----- WORKING DATA

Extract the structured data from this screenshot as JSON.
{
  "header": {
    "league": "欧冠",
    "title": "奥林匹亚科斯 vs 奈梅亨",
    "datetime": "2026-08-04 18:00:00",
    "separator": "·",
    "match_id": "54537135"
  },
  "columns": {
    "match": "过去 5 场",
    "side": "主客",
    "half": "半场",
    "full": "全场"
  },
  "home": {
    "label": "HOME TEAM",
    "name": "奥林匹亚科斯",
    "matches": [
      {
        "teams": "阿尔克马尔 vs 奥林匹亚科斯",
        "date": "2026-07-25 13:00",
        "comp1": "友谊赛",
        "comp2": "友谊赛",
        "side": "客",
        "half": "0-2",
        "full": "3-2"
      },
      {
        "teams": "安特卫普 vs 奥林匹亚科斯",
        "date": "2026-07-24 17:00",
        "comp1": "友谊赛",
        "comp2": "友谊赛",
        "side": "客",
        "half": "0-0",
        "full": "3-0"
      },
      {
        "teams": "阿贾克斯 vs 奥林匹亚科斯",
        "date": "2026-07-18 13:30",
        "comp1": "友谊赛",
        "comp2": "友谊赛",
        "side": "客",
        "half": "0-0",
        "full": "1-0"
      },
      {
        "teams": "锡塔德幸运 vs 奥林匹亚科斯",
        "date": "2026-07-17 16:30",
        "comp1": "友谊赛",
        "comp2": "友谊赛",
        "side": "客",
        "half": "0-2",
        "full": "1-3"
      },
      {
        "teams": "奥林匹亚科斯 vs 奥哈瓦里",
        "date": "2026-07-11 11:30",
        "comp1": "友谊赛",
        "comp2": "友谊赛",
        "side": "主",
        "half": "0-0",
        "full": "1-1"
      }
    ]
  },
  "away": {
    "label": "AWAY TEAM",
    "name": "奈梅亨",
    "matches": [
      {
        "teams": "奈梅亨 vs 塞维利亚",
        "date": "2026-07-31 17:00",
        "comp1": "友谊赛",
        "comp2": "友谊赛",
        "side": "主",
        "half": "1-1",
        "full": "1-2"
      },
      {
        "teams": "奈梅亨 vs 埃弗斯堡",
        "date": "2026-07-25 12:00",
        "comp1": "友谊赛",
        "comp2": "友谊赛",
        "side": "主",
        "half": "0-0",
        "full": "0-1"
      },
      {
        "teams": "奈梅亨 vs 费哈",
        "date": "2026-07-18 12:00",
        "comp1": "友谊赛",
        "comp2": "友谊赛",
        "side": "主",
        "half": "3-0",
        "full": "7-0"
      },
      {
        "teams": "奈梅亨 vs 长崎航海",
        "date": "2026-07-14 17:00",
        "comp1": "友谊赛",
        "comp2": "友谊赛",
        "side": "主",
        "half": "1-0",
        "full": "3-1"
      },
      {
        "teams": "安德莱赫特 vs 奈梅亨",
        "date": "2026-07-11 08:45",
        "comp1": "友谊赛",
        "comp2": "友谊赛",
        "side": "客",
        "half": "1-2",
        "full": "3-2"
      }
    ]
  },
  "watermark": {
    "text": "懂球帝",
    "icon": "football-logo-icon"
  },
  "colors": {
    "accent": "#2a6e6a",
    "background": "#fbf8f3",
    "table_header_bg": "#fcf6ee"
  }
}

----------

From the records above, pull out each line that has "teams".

        "teams": "阿尔克马尔 vs 奥林匹亚科斯",
        "teams": "安特卫普 vs 奥林匹亚科斯",
        "teams": "阿贾克斯 vs 奥林匹亚科斯",
        "teams": "锡塔德幸运 vs 奥林匹亚科斯",
        "teams": "奥林匹亚科斯 vs 奥哈瓦里",
        "teams": "奈梅亨 vs 塞维利亚",
        "teams": "奈梅亨 vs 埃弗斯堡",
        "teams": "奈梅亨 vs 费哈",
        "teams": "奈梅亨 vs 长崎航海",
        "teams": "安德莱赫特 vs 奈梅亨",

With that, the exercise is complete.